**EXERCISE DIRECTIONS:**
Your output should repeat each record below with no differences.

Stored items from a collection
• • • • • • •
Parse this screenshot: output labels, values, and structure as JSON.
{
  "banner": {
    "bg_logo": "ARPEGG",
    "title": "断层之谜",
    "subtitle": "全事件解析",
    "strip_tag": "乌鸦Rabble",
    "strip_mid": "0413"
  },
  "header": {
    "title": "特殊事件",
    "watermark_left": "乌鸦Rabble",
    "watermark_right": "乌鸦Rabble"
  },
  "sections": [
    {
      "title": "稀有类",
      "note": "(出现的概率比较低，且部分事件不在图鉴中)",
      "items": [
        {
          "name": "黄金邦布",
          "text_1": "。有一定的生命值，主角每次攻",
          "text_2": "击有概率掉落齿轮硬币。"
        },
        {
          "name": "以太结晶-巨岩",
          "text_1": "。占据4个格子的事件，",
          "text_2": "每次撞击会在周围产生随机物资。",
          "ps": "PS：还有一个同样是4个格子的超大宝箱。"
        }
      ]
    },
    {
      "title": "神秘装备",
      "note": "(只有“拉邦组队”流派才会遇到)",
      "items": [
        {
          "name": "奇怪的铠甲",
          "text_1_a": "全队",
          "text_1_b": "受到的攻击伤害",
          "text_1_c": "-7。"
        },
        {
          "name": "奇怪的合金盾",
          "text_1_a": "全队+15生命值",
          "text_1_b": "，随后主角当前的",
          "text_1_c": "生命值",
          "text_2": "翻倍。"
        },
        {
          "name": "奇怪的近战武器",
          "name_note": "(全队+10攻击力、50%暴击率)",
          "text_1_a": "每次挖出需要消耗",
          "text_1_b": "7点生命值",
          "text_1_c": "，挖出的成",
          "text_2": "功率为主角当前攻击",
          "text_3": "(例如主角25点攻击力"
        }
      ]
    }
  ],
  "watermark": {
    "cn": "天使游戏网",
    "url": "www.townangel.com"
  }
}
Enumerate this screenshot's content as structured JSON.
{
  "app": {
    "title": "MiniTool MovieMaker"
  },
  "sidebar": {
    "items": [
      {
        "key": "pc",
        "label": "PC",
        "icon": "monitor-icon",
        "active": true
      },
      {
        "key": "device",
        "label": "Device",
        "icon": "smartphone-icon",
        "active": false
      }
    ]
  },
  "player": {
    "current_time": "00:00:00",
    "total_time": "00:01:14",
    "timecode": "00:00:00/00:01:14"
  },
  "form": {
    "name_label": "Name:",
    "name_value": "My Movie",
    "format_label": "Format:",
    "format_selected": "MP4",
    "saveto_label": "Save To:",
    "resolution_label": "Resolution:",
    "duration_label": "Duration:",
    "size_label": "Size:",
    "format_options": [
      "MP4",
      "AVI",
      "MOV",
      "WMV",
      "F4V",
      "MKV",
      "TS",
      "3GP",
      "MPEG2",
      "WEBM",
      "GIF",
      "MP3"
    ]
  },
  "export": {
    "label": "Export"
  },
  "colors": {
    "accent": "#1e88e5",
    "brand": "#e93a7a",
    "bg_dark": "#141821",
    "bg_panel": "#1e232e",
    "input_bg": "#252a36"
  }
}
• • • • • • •
**ANSWER AREA:**
Parse this screenshot: output labels, values, and structure as JSON.
{
  "banner": {
    "bg_logo": "ARPEGG",
    "title": "断层之谜",
    "subtitle": "全事件解析",
    "strip_tag": "乌鸦Rabble",
    "strip_mid": "0413"
  },
  "header": {
    "title": "特殊事件",
    "watermark_left": "乌鸦Rabble",
    "watermark_right": "乌鸦Rabble"
  },
  "sections": [
    {
      "title": "稀有类",
      "note": "(出现的概率比较低，且部分事件不在图鉴中)",
      "items": [
        {
          "name": "黄金邦布",
          "text_1": "。有一定的生命值，主角每次攻",
          "text_2": "击有概率掉落齿轮硬币。"
        },
        {
          "name": "以太结晶-巨岩",
          "text_1": "。占据4个格子的事件，",
          "text_2": "每次撞击会在周围产生随机物资。",
          "ps": "PS：还有一个同样是4个格子的超大宝箱。"
        }
      ]
    },
    {
      "title": "神秘装备",
      "note": "(只有“拉邦组队”流派才会遇到)",
      "items": [
        {
          "name": "奇怪的铠甲",
          "text_1_a": "全队",
          "text_1_b": "受到的攻击伤害",
          "text_1_c": "-7。"
        },
        {
          "name": "奇怪的合金盾",
          "text_1_a": "全队+15生命值",
          "text_1_b": "，随后主角当前的",
          "text_1_c": "生命值",
          "text_2": "翻倍。"
        },
        {
          "name": "奇怪的近战武器",
          "name_note": "(全队+10攻击力、50%暴击率)",
          "text_1_a": "每次挖出需要消耗",
          "text_1_b": "7点生命值",
          "text_1_c": "，挖出的成",
          "text_2": "功率为主角当前攻击",
          "text_3": "(例如主角25点攻击力"
        }
      ]
    }
  ],
  "watermark": {
    "cn": "天使游戏网",
    "url": "www.townangel.com"
  }
}
Enumerate this screenshot's content as structured JSON.
{
  "app": {
    "title": "MiniTool MovieMaker"
  },
  "sidebar": {
    "items": [
      {
        "key": "pc",
        "label": "PC",
        "icon": "monitor-icon",
        "active": true
      },
      {
        "key": "device",
        "label": "Device",
        "icon": "smartphone-icon",
        "active": false
      }
    ]
  },
  "player": {
    "current_time": "00:00:00",
    "total_time": "00:01:14",
    "timecode": "00:00:00/00:01:14"
  },
  "form": {
    "name_label": "Name:",
    "name_value": "My Movie",
    "format_label": "Format:",
    "format_selected": "MP4",
    "saveto_label": "Save To:",
    "resolution_label": "Resolution:",
    "duration_label": "Duration:",
    "size_label": "Size:",
    "format_options": [
      "MP4",
      "AVI",
      "MOV",
      "WMV",
      "F4V",
      "MKV",
      "TS",
      "3GP",
      "MPEG2",
      "WEBM",
      "GIF",
      "MP3"
    ]
  },
  "export": {
    "label": "Export"
  },
  "colors": {
    "accent": "#1e88e5",
    "brand": "#e93a7a",
    "bg_dark": "#141821",
    "bg_panel": "#1e232e",
    "input_bg": "#252a36"
  }
}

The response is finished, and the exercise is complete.